It's pretty basic information to most, that the benefits of consuming adequate amounts of water will greatly enhance digestion‚ nutrient absorption‚ skin hydration‚ detoxification and virtually every aspect of better health. It's also pretty well understood that so many common ailments and illnesses can be prevented and possibly even cured with an increased intake of water. Headaches, hypertension, back pain, arthritis, ulcers, asthma, morning sickness and fatigue are just a list of a few that will benefit and in many cases be prevented by regulating the body’s natural fluid levels.
But did you know that hydration cuts the risk of breast cancer by 79%, reduces the risk of colon cancer by 45% and slashes the risk of bladder cancer by 50%? It has also been shown to relieve back and joint pain for as many as 80% of sufferers. A drop of just 2% in body water causes short term memory problems and significant difficulties with concentration.

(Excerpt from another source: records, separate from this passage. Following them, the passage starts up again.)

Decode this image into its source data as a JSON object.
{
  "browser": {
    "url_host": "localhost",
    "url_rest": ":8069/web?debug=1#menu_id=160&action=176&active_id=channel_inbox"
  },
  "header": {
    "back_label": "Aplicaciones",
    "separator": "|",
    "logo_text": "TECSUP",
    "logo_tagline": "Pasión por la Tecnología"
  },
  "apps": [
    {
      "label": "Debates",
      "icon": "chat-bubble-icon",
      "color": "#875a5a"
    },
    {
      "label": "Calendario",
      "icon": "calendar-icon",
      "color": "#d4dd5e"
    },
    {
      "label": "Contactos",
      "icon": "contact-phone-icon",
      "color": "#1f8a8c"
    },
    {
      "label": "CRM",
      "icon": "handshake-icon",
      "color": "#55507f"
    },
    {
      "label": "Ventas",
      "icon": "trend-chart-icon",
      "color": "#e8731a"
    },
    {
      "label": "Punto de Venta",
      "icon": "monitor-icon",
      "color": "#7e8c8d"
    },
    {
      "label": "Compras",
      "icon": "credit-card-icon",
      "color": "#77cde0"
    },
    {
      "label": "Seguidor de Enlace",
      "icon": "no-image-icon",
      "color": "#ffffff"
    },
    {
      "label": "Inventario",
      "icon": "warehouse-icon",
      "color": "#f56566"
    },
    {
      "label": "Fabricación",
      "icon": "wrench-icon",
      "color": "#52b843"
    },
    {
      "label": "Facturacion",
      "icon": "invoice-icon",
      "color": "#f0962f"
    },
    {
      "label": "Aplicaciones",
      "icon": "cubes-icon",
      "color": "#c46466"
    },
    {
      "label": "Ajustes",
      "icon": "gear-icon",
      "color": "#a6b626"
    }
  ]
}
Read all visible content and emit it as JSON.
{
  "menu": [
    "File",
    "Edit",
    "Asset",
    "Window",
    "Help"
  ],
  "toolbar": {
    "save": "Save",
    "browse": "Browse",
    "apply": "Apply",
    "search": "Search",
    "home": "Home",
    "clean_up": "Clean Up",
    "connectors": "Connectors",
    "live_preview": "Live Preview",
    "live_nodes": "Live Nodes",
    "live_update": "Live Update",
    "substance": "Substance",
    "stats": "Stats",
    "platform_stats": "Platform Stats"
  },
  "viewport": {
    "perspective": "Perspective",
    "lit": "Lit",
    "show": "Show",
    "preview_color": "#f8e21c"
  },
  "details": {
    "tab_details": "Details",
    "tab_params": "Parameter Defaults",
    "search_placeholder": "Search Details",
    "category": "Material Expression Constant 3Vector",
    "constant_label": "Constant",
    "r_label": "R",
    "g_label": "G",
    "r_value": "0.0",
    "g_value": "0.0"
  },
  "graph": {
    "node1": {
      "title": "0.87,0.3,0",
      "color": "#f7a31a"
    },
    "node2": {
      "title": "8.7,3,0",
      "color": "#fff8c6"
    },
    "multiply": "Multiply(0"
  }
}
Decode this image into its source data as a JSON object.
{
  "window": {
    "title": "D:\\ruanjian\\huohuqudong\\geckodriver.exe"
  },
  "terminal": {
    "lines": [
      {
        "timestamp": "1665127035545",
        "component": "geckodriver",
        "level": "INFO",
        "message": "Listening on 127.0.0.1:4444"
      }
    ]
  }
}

With the understanding of how proper hydration positively can affect our bodies, it is important to know just how much we should be consuming! That question has proven to be a very common question with no simple answer as studies have produced varying recommendations over the years, but in truth, your water needs depend on many factors, including your health, how active you are and where you live. Though no single formula fits everyone, knowing more about your body's need for fluids will help you estimate how much water to drink each day.
Having a clearer understanding of water consumption and its functions is important for every one to know. Ask yourself this: if you're not consuming adequate amounts of water, where is your body sourcing the necessary amounts of water for these simple daily functions?
Our lungs expel between two and four cups of water each day through normal breathing - even more on a cold day. If your feet sweat, there goes another cup of water. If you make half a dozen trips to the bathroom during the day, that's six cups of water. If you perspire, you expel about two cups of water (which doesn't include exercise-induced perspiration). Dietary recommendations:The Institute of Medicine advises that men consume roughly 3.0 liters (about 13 cups) of total beverages a day and women consume 2.2 liters (about 9 cups) of total beverages a day.
Is this doable? how close to your recommended water intake are you? Start filling up those water bottles and imagine the difference water will play in your life! Not a water fan? Try adding frozen berries or citrus fruit to your water! Tea is another healthy option - find as much variety (sugar free) and do your body right!